Top 4 Ways to Avoid Probate in Minnesota

How to Avoid Probate in Minnesota

It saddens me when I have to tell a family that just lost a loved one “I’m sorry but you need to go through probate.”

Probate can be a long, contentious, frustrating and a VERY expensive process. For these reasons, most people will try to avoid probate in any way possible.

So, how do you avoid probate in Minnesota? When people ask me this question I generally advise them to consider the following four options:

  1. Gifts
  2. Joint Property Ownership
  3. Death Beneficiaries
  4. Revocable Living Trusts

By talking with an attorney about these four strategies, families can avoid headaches, years of time and expense and, most importantly, they can avoid family conflict.

1. Gifts

Gifting is an obvious option. If you give your assets away prior to passing away, there is nothing left to go through probate.
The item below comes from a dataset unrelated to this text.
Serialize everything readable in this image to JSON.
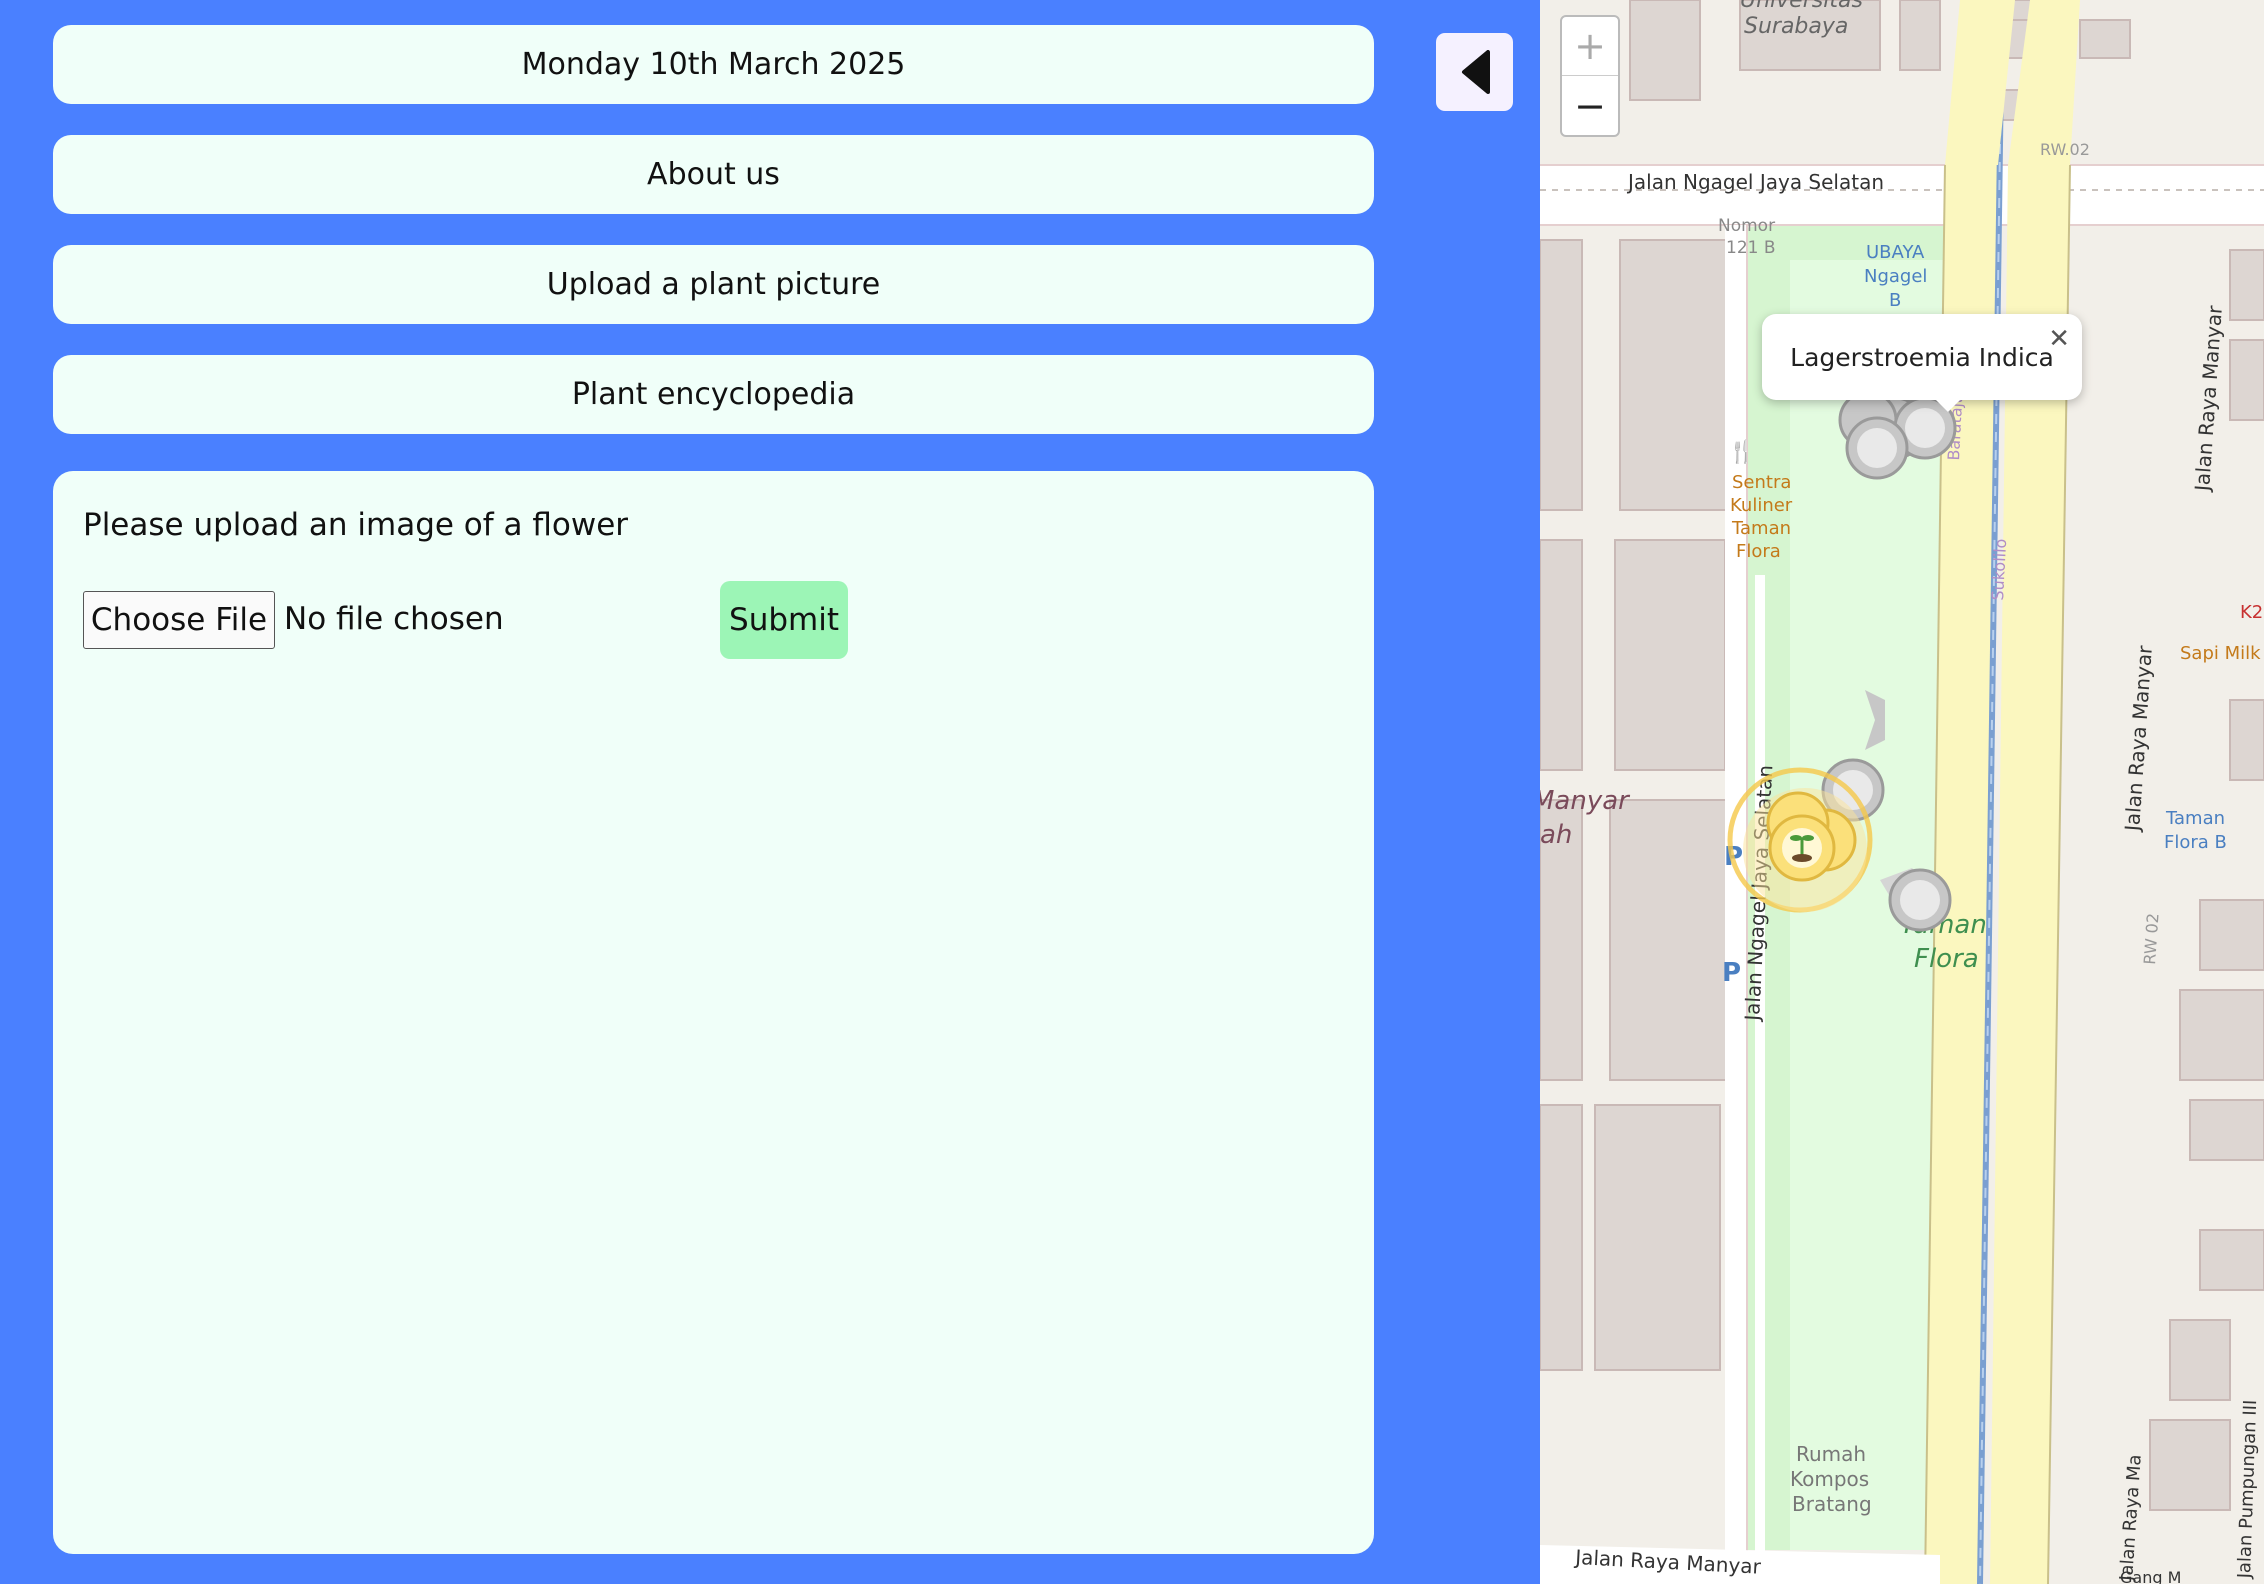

Before gifting you will want to consider possible tax consequences and, for smaller estates, the possibility that gifting will make you ineligible for medical assistance.

2. Joint Property Ownership

I always advise people, that regardless of the size of your estate, proper estate planning REQUIRES that you review how your assets are titled. If your assets are held jointly you can avoid probate. Holding your property with one more people as “Joint Tenants” means that upon the death of a joint tenant, the surviving tenant takes the deceased tenant’s portion of the property.

3. Death Beneficiaries

Any financial asset that has a beneficiary designations allows you to name a beneficiary to inherit outside of probate. Here are some of the most common financial assets that allow you to do this:

  • Payable on Death (POD) Accounts
  • Retirement Accounts
  • Transfer on Death Registrations

4. Revocable Living Trusts

Setting up a revocable living trust is done by you (the grantor) transferring property to yourself or someone else to manage in trust (the trustee). The trustee (you or the person you named) holds your property for your benefit during your lifetime and for the benefit of others upon your death (the Beneficiaries). With a revocable living trust, the trustee actually owns the property, allowing the trustee to manage your entire estate during any incapacity that you may encounter during your lifetime, and will manage your property for your named beneficiaries after your death, under the terms and conditions of the trust.

By giving ownership of the property to the trustee, the property is no longer a part of your estate and can avoid the probate process entirely.